What Really Matters for Increasing Transit RidershipPosted: January 2, 2013
By Eric Jaffe
Published: January 2, 2013
For years, many transportation experts thought the success of a city’s transit system depended directly on the strength of its central business district. Surveys supported this idea (one from 1988 showed that four in five “choice” riders worked downtown) and it’s still considered the traditional view. So as cities began to decentralize and transit ridership began to decline, it was only natural to see the former as the cause of the latter.

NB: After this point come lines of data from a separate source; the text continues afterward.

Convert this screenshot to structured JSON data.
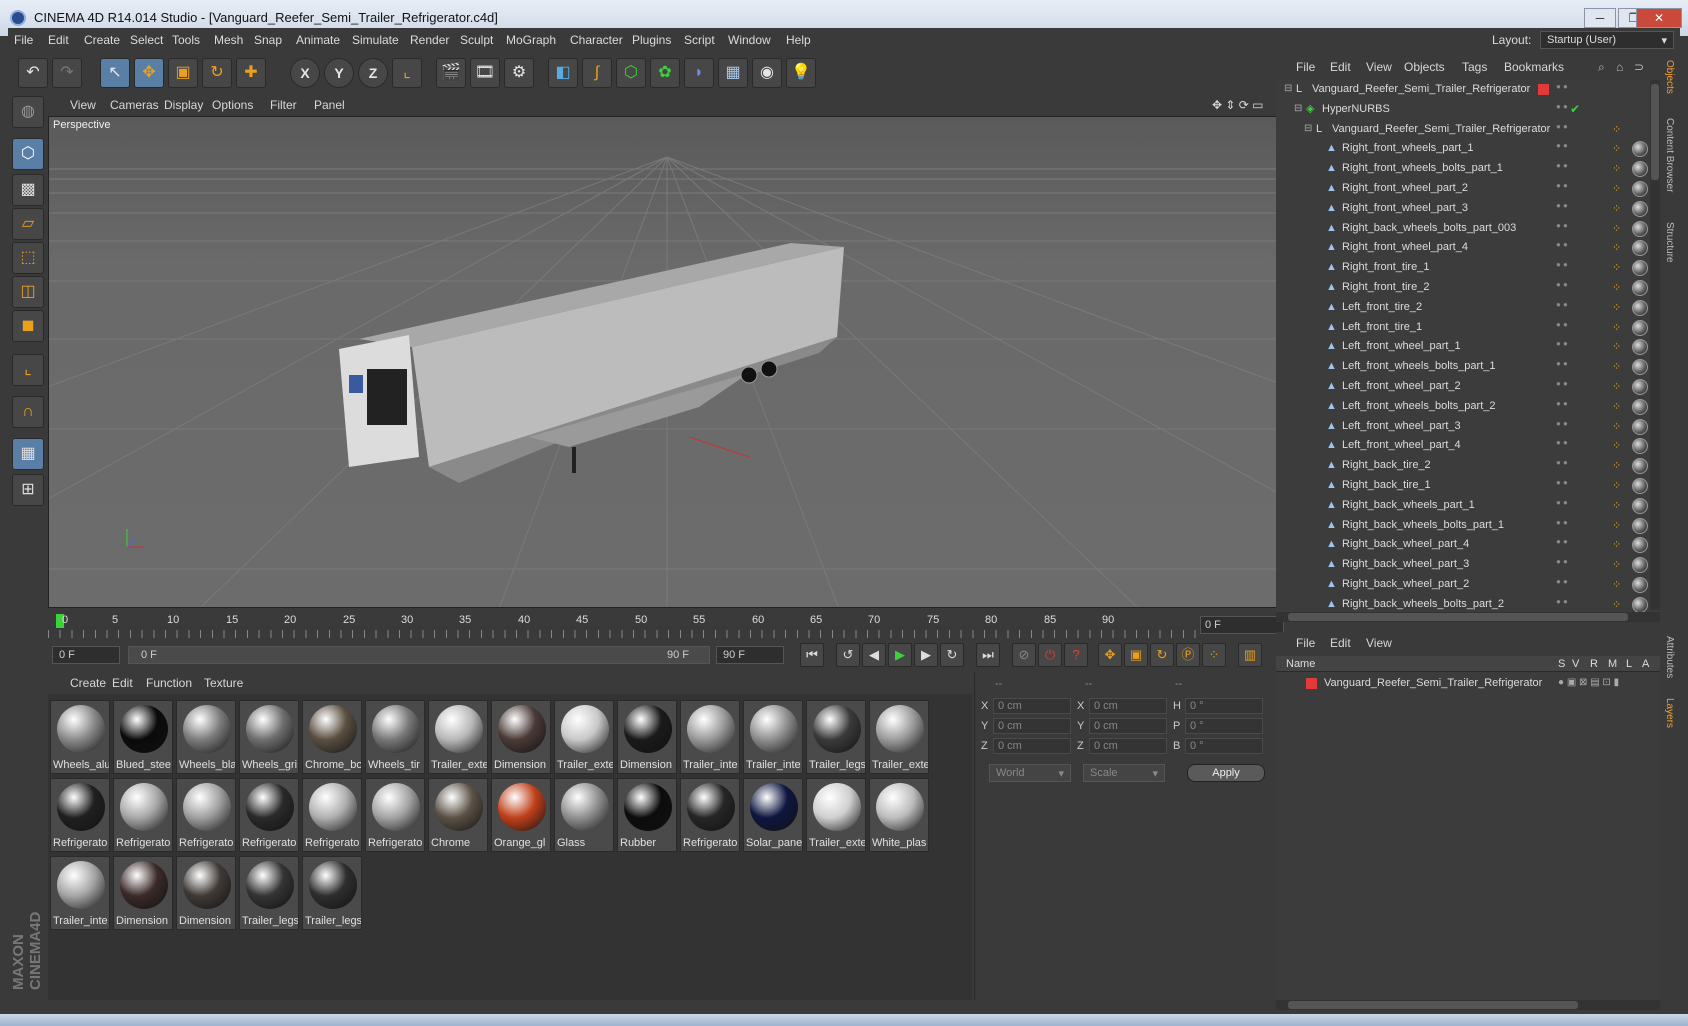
{
  "window": {
    "title": "CINEMA 4D R14.014 Studio - [Vanguard_Reefer_Semi_Trailer_Refrigerator.c4d]",
    "buttons": [
      "─",
      "❐",
      "✕"
    ]
  },
  "menubar": {
    "items": [
      "File",
      "Edit",
      "Create",
      "Select",
      "Tools",
      "Mesh",
      "Snap",
      "Animate",
      "Simulate",
      "Render",
      "Sculpt",
      "MoGraph",
      "Character",
      "Plugins",
      "Script",
      "Window",
      "Help"
    ],
    "layout_label": "Layout:",
    "layout_value": "Startup (User)"
  },
  "toolbar": {
    "icons": [
      "undo-icon",
      "redo-icon",
      "live-select-icon",
      "move-icon",
      "scale-icon",
      "rotate-icon",
      "add-object-icon",
      "x-axis-icon",
      "y-axis-icon",
      "z-axis-icon",
      "coordinate-system-icon",
      "render-view-icon",
      "render-picture-viewer-icon",
      "edit-render-settings-icon",
      "cube-primitive-icon",
      "spline-icon",
      "nurbs-icon",
      "array-icon",
      "deformer-icon",
      "floor-icon",
      "camera-icon",
      "light-icon"
    ],
    "axis_labels": [
      "X",
      "Y",
      "Z"
    ]
  },
  "leftbar": {
    "icons": [
      "make-editable-icon",
      "model-mode-icon",
      "texture-mode-icon",
      "workplane-icon",
      "points-mode-icon",
      "edges-mode-icon",
      "polygons-mode-icon",
      "axis-mode-icon",
      "magnet-icon",
      "snap-grid-icon",
      "lock-workplane-icon"
    ],
    "brand": "MAXON CINEMA4D"
  },
  "viewport": {
    "menu": [
      "View",
      "Cameras",
      "Display",
      "Options",
      "Filter",
      "Panel"
    ],
    "label": "Perspective"
  },
  "timeline": {
    "ticks": [
      "0",
      "5",
      "10",
      "15",
      "20",
      "25",
      "30",
      "35",
      "40",
      "45",
      "50",
      "55",
      "60",
      "65",
      "70",
      "75",
      "80",
      "85",
      "90"
    ],
    "current_frame": "0 F"
  },
  "transport": {
    "start_field": "0 F",
    "range_start": "0 F",
    "range_end": "90 F",
    "end_field": "90 F"
  },
  "materials": {
    "menu": [
      "Create",
      "Edit",
      "Function",
      "Texture"
    ],
    "items": [
      {
        "label": "Wheels_alu",
        "color": "#8a8a8a"
      },
      {
        "label": "Blued_stee",
        "color": "#0a0a0a"
      },
      {
        "label": "Wheels_bla",
        "color": "#7c7c7c"
      },
      {
        "label": "Wheels_gri",
        "color": "#6e6e6e"
      },
      {
        "label": "Chrome_bo",
        "color": "#5a4f40"
      },
      {
        "label": "Wheels_tir",
        "color": "#777777"
      },
      {
        "label": "Trailer_exte",
        "color": "#b8b8b8"
      },
      {
        "label": "Dimension",
        "color": "#4a3a36"
      },
      {
        "label": "Trailer_exte",
        "color": "#c8c8c8"
      },
      {
        "label": "Dimension",
        "color": "#1a1a1a"
      },
      {
        "label": "Trailer_inte",
        "color": "#9a9a9a"
      },
      {
        "label": "Trailer_inte",
        "color": "#8f8f8f"
      },
      {
        "label": "Trailer_legs",
        "color": "#3a3a3a"
      },
      {
        "label": "Trailer_exte",
        "color": "#9c9c9c"
      },
      {
        "label": "Refrigerato",
        "color": "#202020"
      },
      {
        "label": "Refrigerato",
        "color": "#a8a8a8"
      },
      {
        "label": "Refrigerato",
        "color": "#a0a0a0"
      },
      {
        "label": "Refrigerato",
        "color": "#2a2a2a"
      },
      {
        "label": "Refrigerato",
        "color": "#b0b0b0"
      },
      {
        "label": "Refrigerato",
        "color": "#a4a4a4"
      },
      {
        "label": "Chrome",
        "color": "#5c5246"
      },
      {
        "label": "Orange_gl",
        "color": "#c0401a"
      },
      {
        "label": "Glass",
        "color": "#909090"
      },
      {
        "label": "Rubber",
        "color": "#0c0c0c"
      },
      {
        "label": "Refrigerato",
        "color": "#262626"
      },
      {
        "label": "Solar_pane",
        "color": "#0e1640"
      },
      {
        "label": "Trailer_exte",
        "color": "#cfcfcf"
      },
      {
        "label": "White_plas",
        "color": "#bdbdbd"
      },
      {
        "label": "Trailer_inte",
        "color": "#a6a6a6"
      },
      {
        "label": "Dimension",
        "color": "#3a2a28"
      },
      {
        "label": "Dimension",
        "color": "#403a36"
      },
      {
        "label": "Trailer_legs",
        "color": "#343434"
      },
      {
        "label": "Trailer_legs",
        "color": "#2e2e2e"
      }
    ]
  },
  "coordinates": {
    "headers": [
      "--",
      "--",
      "--"
    ],
    "rows": [
      {
        "a": "X",
        "v1": "0 cm",
        "b": "X",
        "v2": "0 cm",
        "c": "H",
        "v3": "0 °"
      },
      {
        "a": "Y",
        "v1": "0 cm",
        "b": "Y",
        "v2": "0 cm",
        "c": "P",
        "v3": "0 °"
      },
      {
        "a": "Z",
        "v1": "0 cm",
        "b": "Z",
        "v2": "0 cm",
        "c": "B",
        "v3": "0 °"
      }
    ],
    "mode_select": "World",
    "type_select": "Scale",
    "apply": "Apply"
  },
  "objects": {
    "menu": [
      "File",
      "Edit",
      "View",
      "Objects",
      "Tags",
      "Bookmarks"
    ],
    "rows": [
      {
        "name": "Vanguard_Reefer_Semi_Trailer_Refrigerator",
        "level": 0,
        "icon": "null-object-icon"
      },
      {
        "name": "HyperNURBS",
        "level": 1,
        "icon": "hypernurbs-icon"
      },
      {
        "name": "Vanguard_Reefer_Semi_Trailer_Refrigerator",
        "level": 2,
        "icon": "null-object-icon"
      },
      {
        "name": "Right_front_wheels_part_1",
        "level": 3,
        "icon": "polygon-object-icon"
      },
      {
        "name": "Right_front_wheels_bolts_part_1",
        "level": 3,
        "icon": "polygon-object-icon"
      },
      {
        "name": "Right_front_wheel_part_2",
        "level": 3,
        "icon": "polygon-object-icon"
      },
      {
        "name": "Right_front_wheel_part_3",
        "level": 3,
        "icon": "polygon-object-icon"
      },
      {
        "name": "Right_back_wheels_bolts_part_003",
        "level": 3,
        "icon": "polygon-object-icon"
      },
      {
        "name": "Right_front_wheel_part_4",
        "level": 3,
        "icon": "polygon-object-icon"
      },
      {
        "name": "Right_front_tire_1",
        "level": 3,
        "icon": "polygon-object-icon"
      },
      {
        "name": "Right_front_tire_2",
        "level": 3,
        "icon": "polygon-object-icon"
      },
      {
        "name": "Left_front_tire_2",
        "level": 3,
        "icon": "polygon-object-icon"
      },
      {
        "name": "Left_front_tire_1",
        "level": 3,
        "icon": "polygon-object-icon"
      },
      {
        "name": "Left_front_wheel_part_1",
        "level": 3,
        "icon": "polygon-object-icon"
      },
      {
        "name": "Left_front_wheels_bolts_part_1",
        "level": 3,
        "icon": "polygon-object-icon"
      },
      {
        "name": "Left_front_wheel_part_2",
        "level": 3,
        "icon": "polygon-object-icon"
      },
      {
        "name": "Left_front_wheels_bolts_part_2",
        "level": 3,
        "icon": "polygon-object-icon"
      },
      {
        "name": "Left_front_wheel_part_3",
        "level": 3,
        "icon": "polygon-object-icon"
      },
      {
        "name": "Left_front_wheel_part_4",
        "level": 3,
        "icon": "polygon-object-icon"
      },
      {
        "name": "Right_back_tire_2",
        "level": 3,
        "icon": "polygon-object-icon"
      },
      {
        "name": "Right_back_tire_1",
        "level": 3,
        "icon": "polygon-object-icon"
      },
      {
        "name": "Right_back_wheels_part_1",
        "level": 3,
        "icon": "polygon-object-icon"
      },
      {
        "name": "Right_back_wheels_bolts_part_1",
        "level": 3,
        "icon": "polygon-object-icon"
      },
      {
        "name": "Right_back_wheel_part_4",
        "level": 3,
        "icon": "polygon-object-icon"
      },
      {
        "name": "Right_back_wheel_part_3",
        "level": 3,
        "icon": "polygon-object-icon"
      },
      {
        "name": "Right_back_wheel_part_2",
        "level": 3,
        "icon": "polygon-object-icon"
      },
      {
        "name": "Right_back_wheels_bolts_part_2",
        "level": 3,
        "icon": "polygon-object-icon"
      }
    ]
  },
  "layers": {
    "menu": [
      "File",
      "Edit",
      "View"
    ],
    "columns": [
      "Name",
      "S",
      "V",
      "R",
      "M",
      "L",
      "A"
    ],
    "rows": [
      {
        "name": "Vanguard_Reefer_Semi_Trailer_Refrigerator",
        "color": "#e03a3a"
      }
    ]
  },
  "sidetabs": [
    "Objects",
    "Content Browser",
    "Structure",
    "Attributes",
    "Layers"
  ],
  "colors": {
    "accent": "#5a7fa6",
    "icon_orange": "#eaa020",
    "layer_red": "#e03a3a",
    "play_green": "#3ad43a"
  }
}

Today that traditional view is giving way to a more nuanced idea of how commuters use public transportation. Recently some metro areas have adopted multi-destination transit systems — traversing a number of job centers instead of only the central business district — and seen ridership increase. The fact that rail and bus systems can attract new riders in decentralized cities suggests that factors other than CBD strength may be critical to successful transit.